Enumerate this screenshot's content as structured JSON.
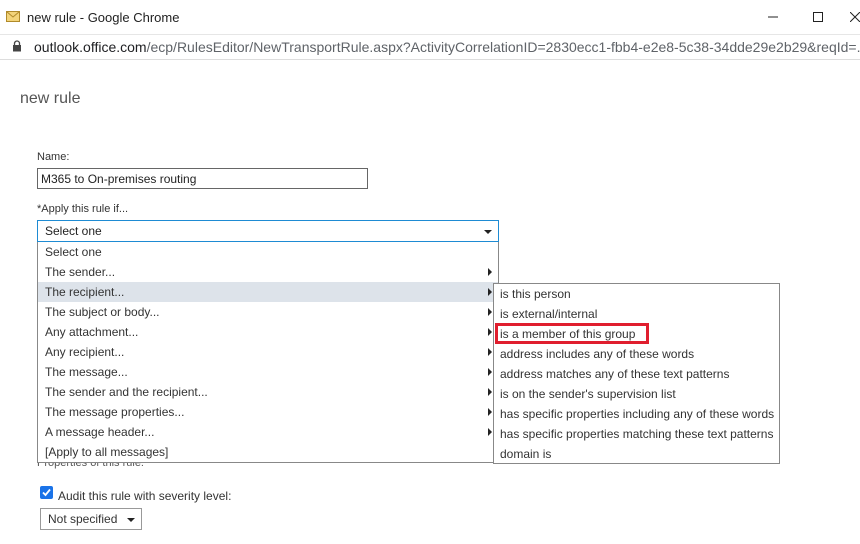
{
  "window": {
    "title": "new rule - Google Chrome",
    "url_host": "outlook.office.com",
    "url_path": "/ecp/RulesEditor/NewTransportRule.aspx?ActivityCorrelationID=2830ecc1-fbb4-e2e8-5c38-34dde29e2b29&reqId=..."
  },
  "page": {
    "title": "new rule",
    "name_label": "Name:",
    "name_value": "M365 to On-premises routing",
    "apply_label": "*Apply this rule if...",
    "apply_selected": "Select one"
  },
  "dropdown": {
    "items": [
      {
        "label": "Select one",
        "submenu": false
      },
      {
        "label": "The sender...",
        "submenu": true
      },
      {
        "label": "The recipient...",
        "submenu": true
      },
      {
        "label": "The subject or body...",
        "submenu": true
      },
      {
        "label": "Any attachment...",
        "submenu": true
      },
      {
        "label": "Any recipient...",
        "submenu": true
      },
      {
        "label": "The message...",
        "submenu": true
      },
      {
        "label": "The sender and the recipient...",
        "submenu": true
      },
      {
        "label": "The message properties...",
        "submenu": true
      },
      {
        "label": "A message header...",
        "submenu": true
      },
      {
        "label": "[Apply to all messages]",
        "submenu": false
      }
    ],
    "selected_index": 2
  },
  "submenu": {
    "items": [
      "is this person",
      "is external/internal",
      "is a member of this group",
      "address includes any of these words",
      "address matches any of these text patterns",
      "is on the sender's supervision list",
      "has specific properties including any of these words",
      "has specific properties matching these text patterns",
      "domain is"
    ],
    "highlighted_index": 2
  },
  "footer": {
    "properties_label": "Properties of this rule:",
    "audit_label": "Audit this rule with severity level:",
    "audit_checked": true,
    "severity_value": "Not specified"
  },
  "colors": {
    "highlight": "#e01e2e",
    "focus_border": "#1e8bd3",
    "checkbox": "#1a73e8",
    "selected_row": "#dde3ea"
  }
}
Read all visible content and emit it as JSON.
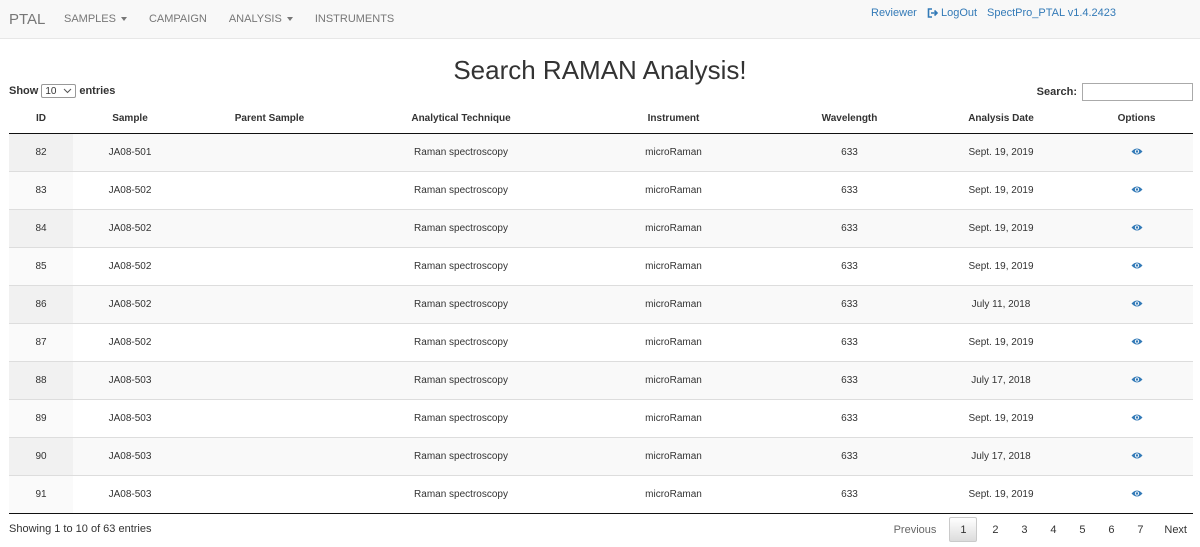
{
  "navbar": {
    "brand": "PTAL",
    "menu": [
      {
        "label": "SAMPLES",
        "dropdown": true
      },
      {
        "label": "CAMPAIGN",
        "dropdown": false
      },
      {
        "label": "ANALYSIS",
        "dropdown": true
      },
      {
        "label": "INSTRUMENTS",
        "dropdown": false
      }
    ],
    "user": "Reviewer",
    "logout": "LogOut",
    "version": "SpectPro_PTAL v1.4.2423"
  },
  "page": {
    "title": "Search RAMAN Analysis!"
  },
  "length": {
    "before": "Show",
    "value": "10",
    "after": "entries"
  },
  "search": {
    "label": "Search:",
    "value": ""
  },
  "table": {
    "columns": [
      "ID",
      "Sample",
      "Parent Sample",
      "Analytical Technique",
      "Instrument",
      "Wavelength",
      "Analysis Date",
      "Options"
    ],
    "rows": [
      [
        "82",
        "JA08-501",
        "",
        "Raman spectroscopy",
        "microRaman",
        "633",
        "Sept. 19, 2019"
      ],
      [
        "83",
        "JA08-502",
        "",
        "Raman spectroscopy",
        "microRaman",
        "633",
        "Sept. 19, 2019"
      ],
      [
        "84",
        "JA08-502",
        "",
        "Raman spectroscopy",
        "microRaman",
        "633",
        "Sept. 19, 2019"
      ],
      [
        "85",
        "JA08-502",
        "",
        "Raman spectroscopy",
        "microRaman",
        "633",
        "Sept. 19, 2019"
      ],
      [
        "86",
        "JA08-502",
        "",
        "Raman spectroscopy",
        "microRaman",
        "633",
        "July 11, 2018"
      ],
      [
        "87",
        "JA08-502",
        "",
        "Raman spectroscopy",
        "microRaman",
        "633",
        "Sept. 19, 2019"
      ],
      [
        "88",
        "JA08-503",
        "",
        "Raman spectroscopy",
        "microRaman",
        "633",
        "July 17, 2018"
      ],
      [
        "89",
        "JA08-503",
        "",
        "Raman spectroscopy",
        "microRaman",
        "633",
        "Sept. 19, 2019"
      ],
      [
        "90",
        "JA08-503",
        "",
        "Raman spectroscopy",
        "microRaman",
        "633",
        "July 17, 2018"
      ],
      [
        "91",
        "JA08-503",
        "",
        "Raman spectroscopy",
        "microRaman",
        "633",
        "Sept. 19, 2019"
      ]
    ],
    "option_icon": "eye-icon"
  },
  "footer": {
    "info": "Showing 1 to 10 of 63 entries",
    "previous": "Previous",
    "pages": [
      "1",
      "2",
      "3",
      "4",
      "5",
      "6",
      "7"
    ],
    "current_page": "1",
    "next": "Next"
  },
  "colors": {
    "link": "#337ab7",
    "navbar_bg": "#f8f8f8",
    "stripe": "#f9f9f9"
  }
}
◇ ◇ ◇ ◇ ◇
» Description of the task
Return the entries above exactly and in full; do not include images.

» Response for this exercise
Enumerate this screenshot's content as structured JSON.
{
  "window": {
    "title": "new rule - Google Chrome",
    "url_host": "outlook.office.com",
    "url_path": "/ecp/RulesEditor/NewTransportRule.aspx?ActivityCorrelationID=2830ecc1-fbb4-e2e8-5c38-34dde29e2b29&reqId=..."
  },
  "page": {
    "title": "new rule",
    "name_label": "Name:",
    "name_value": "M365 to On-premises routing",
    "apply_label": "*Apply this rule if...",
    "apply_selected": "Select one"
  },
  "dropdown": {
    "items": [
      {
        "label": "Select one",
        "submenu": false
      },
      {
        "label": "The sender...",
        "submenu": true
      },
      {
        "label": "The recipient...",
        "submenu": true
      },
      {
        "label": "The subject or body...",
        "submenu": true
      },
      {
        "label": "Any attachment...",
        "submenu": true
      },
      {
        "label": "Any recipient...",
        "submenu": true
      },
      {
        "label": "The message...",
        "submenu": true
      },
      {
        "label": "The sender and the recipient...",
        "submenu": true
      },
      {
        "label": "The message properties...",
        "submenu": true
      },
      {
        "label": "A message header...",
        "submenu": true
      },
      {
        "label": "[Apply to all messages]",
        "submenu": false
      }
    ],
    "selected_index": 2
  },
  "submenu": {
    "items": [
      "is this person",
      "is external/internal",
      "is a member of this group",
      "address includes any of these words",
      "address matches any of these text patterns",
      "is on the sender's supervision list",
      "has specific properties including any of these words",
      "has specific properties matching these text patterns",
      "domain is"
    ],
    "highlighted_index": 2
  },
  "footer": {
    "properties_label": "Properties of this rule:",
    "audit_label": "Audit this rule with severity level:",
    "audit_checked": true,
    "severity_value": "Not specified"
  },
  "colors": {
    "highlight": "#e01e2e",
    "focus_border": "#1e8bd3",
    "checkbox": "#1a73e8",
    "selected_row": "#dde3ea"
  }
}
Read all visible content and emit it as JSON.
{
  "navbar": {
    "brand": "PTAL",
    "menu": [
      {
        "label": "SAMPLES",
        "dropdown": true
      },
      {
        "label": "CAMPAIGN",
        "dropdown": false
      },
      {
        "label": "ANALYSIS",
        "dropdown": true
      },
      {
        "label": "INSTRUMENTS",
        "dropdown": false
      }
    ],
    "user": "Reviewer",
    "logout": "LogOut",
    "version": "SpectPro_PTAL v1.4.2423"
  },
  "page": {
    "title": "Search RAMAN Analysis!"
  },
  "length": {
    "before": "Show",
    "value": "10",
    "after": "entries"
  },
  "search": {
    "label": "Search:",
    "value": ""
  },
  "table": {
    "columns": [
      "ID",
      "Sample",
      "Parent Sample",
      "Analytical Technique",
      "Instrument",
      "Wavelength",
      "Analysis Date",
      "Options"
    ],
    "rows": [
      [
        "82",
        "JA08-501",
        "",
        "Raman spectroscopy",
        "microRaman",
        "633",
        "Sept. 19, 2019"
      ],
      [
        "83",
        "JA08-502",
        "",
        "Raman spectroscopy",
        "microRaman",
        "633",
        "Sept. 19, 2019"
      ],
      [
        "84",
        "JA08-502",
        "",
        "Raman spectroscopy",
        "microRaman",
        "633",
        "Sept. 19, 2019"
      ],
      [
        "85",
        "JA08-502",
        "",
        "Raman spectroscopy",
        "microRaman",
        "633",
        "Sept. 19, 2019"
      ],
      [
        "86",
        "JA08-502",
        "",
        "Raman spectroscopy",
        "microRaman",
        "633",
        "July 11, 2018"
      ],
      [
        "87",
        "JA08-502",
        "",
        "Raman spectroscopy",
        "microRaman",
        "633",
        "Sept. 19, 2019"
      ],
      [
        "88",
        "JA08-503",
        "",
        "Raman spectroscopy",
        "microRaman",
        "633",
        "July 17, 2018"
      ],
      [
        "89",
        "JA08-503",
        "",
        "Raman spectroscopy",
        "microRaman",
        "633",
        "Sept. 19, 2019"
      ],
      [
        "90",
        "JA08-503",
        "",
        "Raman spectroscopy",
        "microRaman",
        "633",
        "July 17, 2018"
      ],
      [
        "91",
        "JA08-503",
        "",
        "Raman spectroscopy",
        "microRaman",
        "633",
        "Sept. 19, 2019"
      ]
    ],
    "option_icon": "eye-icon"
  },
  "footer": {
    "info": "Showing 1 to 10 of 63 entries",
    "previous": "Previous",
    "pages": [
      "1",
      "2",
      "3",
      "4",
      "5",
      "6",
      "7"
    ],
    "current_page": "1",
    "next": "Next"
  },
  "colors": {
    "link": "#337ab7",
    "navbar_bg": "#f8f8f8",
    "stripe": "#f9f9f9"
  }
}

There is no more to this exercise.